These three mission concepts have been chosen by the European Space Agency’s Science Programme Committee (SPC) as candidates for two medium-class missions to be launched no earlier than 2017. They now enter the definition phase, the next step required before the final decision is taken as to which missions are implemented.
These three missions are the finalists from 52 proposals that were either made or carried forward in 2007. They were whittled down to just six mission proposals in 2008 and sent for industrial assessment. Now that the reports from those studies are in, the missions have been pared down again. “It was a very difficult selection process. All the missions contained very strong science cases,” says Lennart Nordh, Swedish National Space Board and chair of the SPC.
And the tough decisions are not yet over. Only two missions out of three of them: Euclid, PLATO and Solar Orbiter, can be selected for the M-class launch slots. All three missions present challenges that will have to be resolved at the definition phase. A specific challenge, of which the SPC was conscious, is the ability of these missions to fit within the available budget. The final decision about which missions to implement will be taken after the definition activities are completed, which is foreseen to be in mid-2011.
Euclid is an ESA mission to map the geometry of the dark Universe. The mission would investigate the distance-redshift relationship and the evolution of cosmic structures. It would achieve this by measuring shapes and redshifts of galaxies and clusters of galaxies out to redshifts ~2, or equivalently to a look-back time of 10 billion years.

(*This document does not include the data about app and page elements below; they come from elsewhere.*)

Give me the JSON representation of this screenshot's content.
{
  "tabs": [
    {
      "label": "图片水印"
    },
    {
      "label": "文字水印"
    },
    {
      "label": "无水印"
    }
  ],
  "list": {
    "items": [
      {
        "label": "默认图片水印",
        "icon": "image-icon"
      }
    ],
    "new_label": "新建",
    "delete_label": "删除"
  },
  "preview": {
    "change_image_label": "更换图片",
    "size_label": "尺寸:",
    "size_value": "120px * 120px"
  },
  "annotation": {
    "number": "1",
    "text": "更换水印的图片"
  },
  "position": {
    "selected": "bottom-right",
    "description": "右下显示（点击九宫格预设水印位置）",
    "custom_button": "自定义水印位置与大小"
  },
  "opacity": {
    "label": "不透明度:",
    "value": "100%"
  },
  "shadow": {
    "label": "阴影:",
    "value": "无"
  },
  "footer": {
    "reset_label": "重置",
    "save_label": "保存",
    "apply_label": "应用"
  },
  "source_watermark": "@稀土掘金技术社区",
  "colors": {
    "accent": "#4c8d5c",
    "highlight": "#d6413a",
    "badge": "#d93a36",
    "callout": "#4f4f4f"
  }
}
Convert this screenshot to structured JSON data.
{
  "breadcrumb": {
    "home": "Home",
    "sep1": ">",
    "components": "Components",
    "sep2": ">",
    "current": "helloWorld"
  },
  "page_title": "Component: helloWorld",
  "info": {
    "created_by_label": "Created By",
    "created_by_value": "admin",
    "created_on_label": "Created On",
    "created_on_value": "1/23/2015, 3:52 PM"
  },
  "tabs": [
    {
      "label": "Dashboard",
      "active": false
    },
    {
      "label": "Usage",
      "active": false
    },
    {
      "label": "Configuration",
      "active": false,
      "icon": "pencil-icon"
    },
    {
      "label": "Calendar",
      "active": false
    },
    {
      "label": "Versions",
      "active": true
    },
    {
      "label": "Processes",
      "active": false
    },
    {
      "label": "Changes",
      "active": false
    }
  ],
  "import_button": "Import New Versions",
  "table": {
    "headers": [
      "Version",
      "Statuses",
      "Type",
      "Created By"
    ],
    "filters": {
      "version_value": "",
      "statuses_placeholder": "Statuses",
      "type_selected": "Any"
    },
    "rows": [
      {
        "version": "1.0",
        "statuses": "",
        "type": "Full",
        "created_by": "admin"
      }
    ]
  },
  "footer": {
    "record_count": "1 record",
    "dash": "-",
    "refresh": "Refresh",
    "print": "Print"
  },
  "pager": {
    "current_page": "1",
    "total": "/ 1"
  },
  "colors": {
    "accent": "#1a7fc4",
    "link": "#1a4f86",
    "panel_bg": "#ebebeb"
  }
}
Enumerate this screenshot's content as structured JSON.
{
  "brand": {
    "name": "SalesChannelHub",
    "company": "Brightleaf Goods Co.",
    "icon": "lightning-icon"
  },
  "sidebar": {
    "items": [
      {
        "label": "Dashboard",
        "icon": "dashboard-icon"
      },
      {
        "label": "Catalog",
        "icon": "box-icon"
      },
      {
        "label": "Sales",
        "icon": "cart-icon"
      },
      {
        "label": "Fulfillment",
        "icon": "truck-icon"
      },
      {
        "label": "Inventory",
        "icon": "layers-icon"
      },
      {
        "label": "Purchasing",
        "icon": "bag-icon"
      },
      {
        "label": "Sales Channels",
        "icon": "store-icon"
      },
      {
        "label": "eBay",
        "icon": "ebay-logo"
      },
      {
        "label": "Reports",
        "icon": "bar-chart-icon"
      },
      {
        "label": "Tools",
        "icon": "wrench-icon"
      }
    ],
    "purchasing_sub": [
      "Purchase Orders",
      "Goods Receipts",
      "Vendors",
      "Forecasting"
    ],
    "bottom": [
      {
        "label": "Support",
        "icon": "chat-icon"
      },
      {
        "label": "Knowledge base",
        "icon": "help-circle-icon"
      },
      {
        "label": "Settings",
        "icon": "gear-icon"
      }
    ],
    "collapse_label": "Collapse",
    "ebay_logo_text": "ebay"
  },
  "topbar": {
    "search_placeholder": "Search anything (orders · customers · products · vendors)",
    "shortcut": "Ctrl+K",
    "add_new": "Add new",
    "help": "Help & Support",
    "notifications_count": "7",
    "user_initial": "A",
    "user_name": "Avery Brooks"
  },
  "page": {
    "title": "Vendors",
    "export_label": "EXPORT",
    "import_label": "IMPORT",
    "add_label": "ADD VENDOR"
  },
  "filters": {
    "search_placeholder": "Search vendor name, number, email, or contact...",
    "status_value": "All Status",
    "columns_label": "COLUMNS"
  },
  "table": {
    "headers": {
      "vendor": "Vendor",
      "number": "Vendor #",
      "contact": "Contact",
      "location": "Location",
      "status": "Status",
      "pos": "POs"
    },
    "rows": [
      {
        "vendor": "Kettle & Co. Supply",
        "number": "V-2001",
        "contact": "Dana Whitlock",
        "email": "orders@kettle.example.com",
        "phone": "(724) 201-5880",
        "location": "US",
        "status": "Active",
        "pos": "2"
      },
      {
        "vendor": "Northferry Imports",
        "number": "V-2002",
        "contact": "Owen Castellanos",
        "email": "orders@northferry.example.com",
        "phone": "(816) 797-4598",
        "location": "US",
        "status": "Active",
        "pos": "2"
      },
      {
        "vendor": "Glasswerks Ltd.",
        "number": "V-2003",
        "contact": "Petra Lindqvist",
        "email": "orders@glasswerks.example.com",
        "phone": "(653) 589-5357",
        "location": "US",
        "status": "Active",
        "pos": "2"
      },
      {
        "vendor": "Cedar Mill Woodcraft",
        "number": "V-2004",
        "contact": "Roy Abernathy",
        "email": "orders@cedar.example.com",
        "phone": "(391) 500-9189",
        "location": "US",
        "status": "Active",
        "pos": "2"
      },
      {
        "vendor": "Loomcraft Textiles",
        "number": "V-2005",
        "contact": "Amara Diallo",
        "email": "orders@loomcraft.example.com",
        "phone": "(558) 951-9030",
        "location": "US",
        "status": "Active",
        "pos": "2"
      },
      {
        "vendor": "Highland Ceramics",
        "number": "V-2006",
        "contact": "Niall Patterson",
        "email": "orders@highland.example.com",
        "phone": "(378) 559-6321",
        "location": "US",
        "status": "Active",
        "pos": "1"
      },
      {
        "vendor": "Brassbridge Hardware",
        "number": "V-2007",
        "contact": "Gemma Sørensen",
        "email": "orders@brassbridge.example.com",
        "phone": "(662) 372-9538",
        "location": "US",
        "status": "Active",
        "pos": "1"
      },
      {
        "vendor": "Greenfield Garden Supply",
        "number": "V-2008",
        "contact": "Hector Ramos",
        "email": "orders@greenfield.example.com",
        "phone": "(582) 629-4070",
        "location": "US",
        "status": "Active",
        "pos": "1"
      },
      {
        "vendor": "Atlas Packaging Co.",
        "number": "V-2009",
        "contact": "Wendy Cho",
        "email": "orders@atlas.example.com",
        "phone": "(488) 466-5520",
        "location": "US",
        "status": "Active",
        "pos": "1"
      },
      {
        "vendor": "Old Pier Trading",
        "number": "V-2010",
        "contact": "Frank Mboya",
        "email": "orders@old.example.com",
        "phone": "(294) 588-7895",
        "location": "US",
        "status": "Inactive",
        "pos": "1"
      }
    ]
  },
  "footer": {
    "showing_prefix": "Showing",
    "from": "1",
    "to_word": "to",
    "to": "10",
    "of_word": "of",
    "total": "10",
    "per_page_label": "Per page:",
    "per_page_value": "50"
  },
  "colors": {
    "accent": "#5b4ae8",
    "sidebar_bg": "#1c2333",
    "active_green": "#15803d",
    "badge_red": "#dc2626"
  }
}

It would therefore cover the entire period over which dark energy played a significant role in accelerating the expansion.
By approaching as close as 62 solar radii, Solar Orbiter would view the solar atmosphere with high spatial resolution and combine this with measurements made in-situ. Over the extended mission periods Solar Orbiter would deliver images and data that would cover the polar regions and the side of the Sun not visible from Earth. Solar Orbiter would coordinate its scientific mission with NASA’s Solar Probe Plus within the joint HELEX program (Heliophysics Explorers) to maximize their combined science return.
PLATO (PLAnetary Transit and Oscillations of stars) would discover and characterize a large number of close-by exoplanetary systems, with a precision in the determination of mass and radius of 1%.
In addition, the SPC has decided to consider at its next meeting in June, whether to also select a European contribution to the SPICA mission.
SPICA would be an infrared space telescope led by the Japanese Space Agency JAXA. It would provide ‘missing-link’ infrared coverage in the region of the spectrum between that seen by the ESA-NASA Webb telescope and the ground-based ALMA telescope. SPICA would focus on the conditions for planet formation and distant young galaxies.
“These missions continue the European commitment to world-class space science,” says David Southwood, ESA Director of Science and Robotic Exploration, “They demonstrate that ESA’s Cosmic Vision programme is still clearly focused on addressing the most important space science.”